Find a space for your craft
Whether you’re an artist, writer, musician, or in another field entirely, this is the place where you can stretch your creative muscles. If it’s in a common space, the likelihood for social connections increases, too. Alone or among others, this location will help you to immediately get back into your creative groove and make your new city begin to feel like home. Pick somewhere you feel comfortable, relaxed, and inspired. Also, you can choose a spot where there are decent places nearby if you want a break for food, people watching, or a walk.
Meet your neighborhood
Really get to know the history and culture of your specific neighborhood. The city may be sprawling, but it’s so nice to get cozy with everything right around your block. Additionally, it’s a good idea to know where to find your nearest hospital, international market, movie theater, neighborhood bar, playground, safe gas stations, and more. That way, you’ll feel more secure and respect everything around you.

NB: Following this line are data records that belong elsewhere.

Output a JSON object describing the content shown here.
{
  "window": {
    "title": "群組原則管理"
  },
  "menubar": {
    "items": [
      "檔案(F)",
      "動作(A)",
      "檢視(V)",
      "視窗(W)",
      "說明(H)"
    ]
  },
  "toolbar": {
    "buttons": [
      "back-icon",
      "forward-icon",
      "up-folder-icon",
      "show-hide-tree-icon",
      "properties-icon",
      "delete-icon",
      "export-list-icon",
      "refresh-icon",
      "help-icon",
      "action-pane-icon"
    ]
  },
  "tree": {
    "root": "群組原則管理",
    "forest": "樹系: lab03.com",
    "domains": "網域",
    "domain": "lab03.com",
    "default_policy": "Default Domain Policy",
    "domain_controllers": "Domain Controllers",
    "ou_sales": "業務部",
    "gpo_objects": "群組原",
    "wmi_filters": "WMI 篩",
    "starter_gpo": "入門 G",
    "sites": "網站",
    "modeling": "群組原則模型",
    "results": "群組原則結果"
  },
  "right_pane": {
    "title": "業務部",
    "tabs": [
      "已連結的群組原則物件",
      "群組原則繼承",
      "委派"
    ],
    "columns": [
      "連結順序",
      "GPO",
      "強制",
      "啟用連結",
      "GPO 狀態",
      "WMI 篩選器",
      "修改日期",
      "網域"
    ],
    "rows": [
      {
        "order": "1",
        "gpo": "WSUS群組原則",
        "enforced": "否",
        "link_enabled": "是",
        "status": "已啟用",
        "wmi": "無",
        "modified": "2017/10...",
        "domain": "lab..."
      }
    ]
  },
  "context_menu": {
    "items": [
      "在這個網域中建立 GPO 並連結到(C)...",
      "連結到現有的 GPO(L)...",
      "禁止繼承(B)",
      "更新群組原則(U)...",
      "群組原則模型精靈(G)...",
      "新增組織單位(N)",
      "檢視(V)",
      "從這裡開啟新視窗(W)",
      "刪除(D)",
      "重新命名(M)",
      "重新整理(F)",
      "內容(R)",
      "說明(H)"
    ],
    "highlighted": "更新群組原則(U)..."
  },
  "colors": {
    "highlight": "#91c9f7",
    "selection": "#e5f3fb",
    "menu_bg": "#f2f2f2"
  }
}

Make finding your new favorite places an adventure
Discovery doesn’t end after you’re all moved in and settled. New people, places, and things are popping up every day, so making sure you continue exploring. It could also work magic to keep your creative ideas fresh and flowing. You’ll have a delicious time finding a Thai spot that rivals your favorite from home or stumbling upon a boutique theater that plays hard-to-find indie films. It’s even better if you can get recommendations from peeps who’ve been there longer and can go with you to try them out.
Keep in touch with your existing social groups
Relationships are precious, and there are so many tools available now to stay connected. Set up weekly — or monthly — virtual hangout sessions with your friends and family. This could be on video conference platforms, like Zoom, or something more interactive like a video game, such as Nintendo Switch, Playstation, or classic computer RPGs.
Header: Tyler Nix